Since the pictures are not wanted, copy only the text of every record exactly.

++++++++++

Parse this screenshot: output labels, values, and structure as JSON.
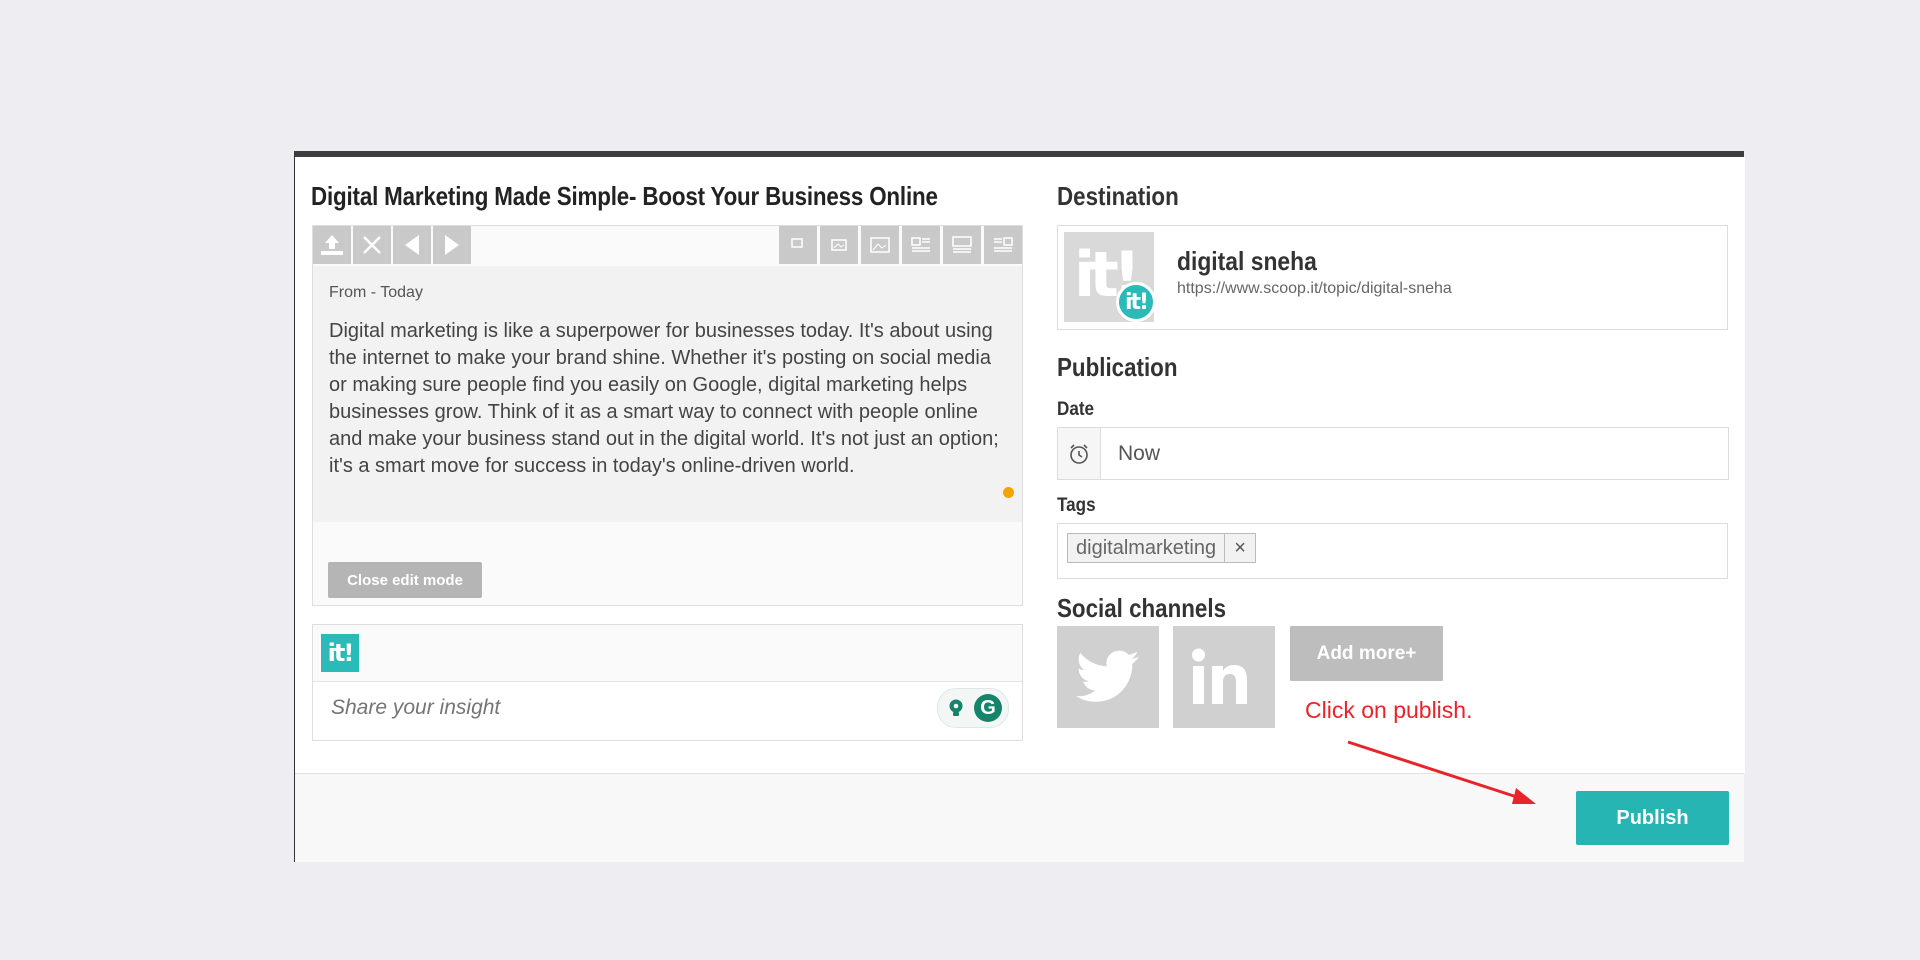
{
  "post": {
    "title": "Digital Marketing Made Simple- Boost Your Business Online",
    "from_line": "From - Today",
    "body": "Digital marketing is like a superpower for businesses today. It's about using the internet to make your brand shine. Whether it's posting on social media or making sure people find you easily on Google, digital marketing helps businesses grow. Think of it as a smart way to connect with people online and make your business stand out in the digital world. It's not just an option; it's a smart move for success in today's online-driven world.",
    "close_edit_label": "Close edit mode"
  },
  "toolbar": {
    "left_buttons": [
      "upload-icon",
      "close-icon",
      "prev-arrow-icon",
      "next-arrow-icon"
    ],
    "layout_buttons": [
      "layout-1-icon",
      "layout-2-icon",
      "layout-3-icon",
      "layout-4-icon",
      "layout-5-icon",
      "layout-6-icon"
    ]
  },
  "insight": {
    "logo_text": "it!",
    "placeholder": "Share your insight",
    "grammarly_letter": "G"
  },
  "destination": {
    "heading": "Destination",
    "logo_text": "it!",
    "badge_text": "it!",
    "name": "digital sneha",
    "url": "https://www.scoop.it/topic/digital-sneha"
  },
  "publication": {
    "heading": "Publication",
    "date_label": "Date",
    "date_value": "Now",
    "tags_label": "Tags",
    "tags": [
      "digitalmarketing"
    ],
    "tag_remove": "×"
  },
  "social": {
    "heading": "Social channels",
    "channels": [
      "twitter-icon",
      "linkedin-icon"
    ],
    "add_more_label": "Add more+"
  },
  "annotation": {
    "text": "Click on publish.",
    "color": "#e8242a"
  },
  "footer": {
    "publish_label": "Publish"
  },
  "colors": {
    "accent": "#2abbb8",
    "publish": "#26b5b2",
    "grammarly": "#15846b",
    "dot": "#f5a300"
  }
}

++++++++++

**Task solution**
Parse this screenshot: output labels, values, and structure as JSON.
{
  "post": {
    "title": "Digital Marketing Made Simple- Boost Your Business Online",
    "from_line": "From - Today",
    "body": "Digital marketing is like a superpower for businesses today. It's about using the internet to make your brand shine. Whether it's posting on social media or making sure people find you easily on Google, digital marketing helps businesses grow. Think of it as a smart way to connect with people online and make your business stand out in the digital world. It's not just an option; it's a smart move for success in today's online-driven world.",
    "close_edit_label": "Close edit mode"
  },
  "toolbar": {
    "left_buttons": [
      "upload-icon",
      "close-icon",
      "prev-arrow-icon",
      "next-arrow-icon"
    ],
    "layout_buttons": [
      "layout-1-icon",
      "layout-2-icon",
      "layout-3-icon",
      "layout-4-icon",
      "layout-5-icon",
      "layout-6-icon"
    ]
  },
  "insight": {
    "logo_text": "it!",
    "placeholder": "Share your insight",
    "grammarly_letter": "G"
  },
  "destination": {
    "heading": "Destination",
    "logo_text": "it!",
    "badge_text": "it!",
    "name": "digital sneha",
    "url": "https://www.scoop.it/topic/digital-sneha"
  },
  "publication": {
    "heading": "Publication",
    "date_label": "Date",
    "date_value": "Now",
    "tags_label": "Tags",
    "tags": [
      "digitalmarketing"
    ],
    "tag_remove": "×"
  },
  "social": {
    "heading": "Social channels",
    "channels": [
      "twitter-icon",
      "linkedin-icon"
    ],
    "add_more_label": "Add more+"
  },
  "annotation": {
    "text": "Click on publish.",
    "color": "#e8242a"
  },
  "footer": {
    "publish_label": "Publish"
  },
  "colors": {
    "accent": "#2abbb8",
    "publish": "#26b5b2",
    "grammarly": "#15846b",
    "dot": "#f5a300"
  }
}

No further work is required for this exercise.